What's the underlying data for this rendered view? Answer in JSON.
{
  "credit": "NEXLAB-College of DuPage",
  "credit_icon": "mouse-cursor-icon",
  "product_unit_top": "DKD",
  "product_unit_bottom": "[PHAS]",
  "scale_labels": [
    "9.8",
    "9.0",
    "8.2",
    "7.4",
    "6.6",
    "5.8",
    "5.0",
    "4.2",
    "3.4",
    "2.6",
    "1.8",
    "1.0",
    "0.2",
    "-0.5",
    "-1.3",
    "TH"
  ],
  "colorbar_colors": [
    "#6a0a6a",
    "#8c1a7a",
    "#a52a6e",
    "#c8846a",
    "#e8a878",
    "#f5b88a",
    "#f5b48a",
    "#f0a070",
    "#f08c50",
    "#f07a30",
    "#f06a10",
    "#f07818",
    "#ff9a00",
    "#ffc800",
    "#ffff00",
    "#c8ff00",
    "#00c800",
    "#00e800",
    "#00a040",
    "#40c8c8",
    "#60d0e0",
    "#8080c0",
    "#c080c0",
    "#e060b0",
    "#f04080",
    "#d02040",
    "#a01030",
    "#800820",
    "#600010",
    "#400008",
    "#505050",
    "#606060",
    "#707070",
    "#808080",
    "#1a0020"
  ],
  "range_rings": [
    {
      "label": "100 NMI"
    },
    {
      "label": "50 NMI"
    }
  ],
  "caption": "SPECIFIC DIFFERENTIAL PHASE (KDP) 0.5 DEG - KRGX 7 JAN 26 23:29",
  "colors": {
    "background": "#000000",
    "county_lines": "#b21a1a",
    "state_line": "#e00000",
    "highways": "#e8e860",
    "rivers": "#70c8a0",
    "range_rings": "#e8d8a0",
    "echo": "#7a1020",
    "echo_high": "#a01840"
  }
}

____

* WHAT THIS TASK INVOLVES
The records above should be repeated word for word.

* OUTPUT OF THE TASK
What's the underlying data for this rendered view? Answer in JSON.
{
  "credit": "NEXLAB-College of DuPage",
  "credit_icon": "mouse-cursor-icon",
  "product_unit_top": "DKD",
  "product_unit_bottom": "[PHAS]",
  "scale_labels": [
    "9.8",
    "9.0",
    "8.2",
    "7.4",
    "6.6",
    "5.8",
    "5.0",
    "4.2",
    "3.4",
    "2.6",
    "1.8",
    "1.0",
    "0.2",
    "-0.5",
    "-1.3",
    "TH"
  ],
  "colorbar_colors": [
    "#6a0a6a",
    "#8c1a7a",
    "#a52a6e",
    "#c8846a",
    "#e8a878",
    "#f5b88a",
    "#f5b48a",
    "#f0a070",
    "#f08c50",
    "#f07a30",
    "#f06a10",
    "#f07818",
    "#ff9a00",
    "#ffc800",
    "#ffff00",
    "#c8ff00",
    "#00c800",
    "#00e800",
    "#00a040",
    "#40c8c8",
    "#60d0e0",
    "#8080c0",
    "#c080c0",
    "#e060b0",
    "#f04080",
    "#d02040",
    "#a01030",
    "#800820",
    "#600010",
    "#400008",
    "#505050",
    "#606060",
    "#707070",
    "#808080",
    "#1a0020"
  ],
  "range_rings": [
    {
      "label": "100 NMI"
    },
    {
      "label": "50 NMI"
    }
  ],
  "caption": "SPECIFIC DIFFERENTIAL PHASE (KDP) 0.5 DEG - KRGX 7 JAN 26 23:29",
  "colors": {
    "background": "#000000",
    "county_lines": "#b21a1a",
    "state_line": "#e00000",
    "highways": "#e8e860",
    "rivers": "#70c8a0",
    "range_rings": "#e8d8a0",
    "echo": "#7a1020",
    "echo_high": "#a01840"
  }
}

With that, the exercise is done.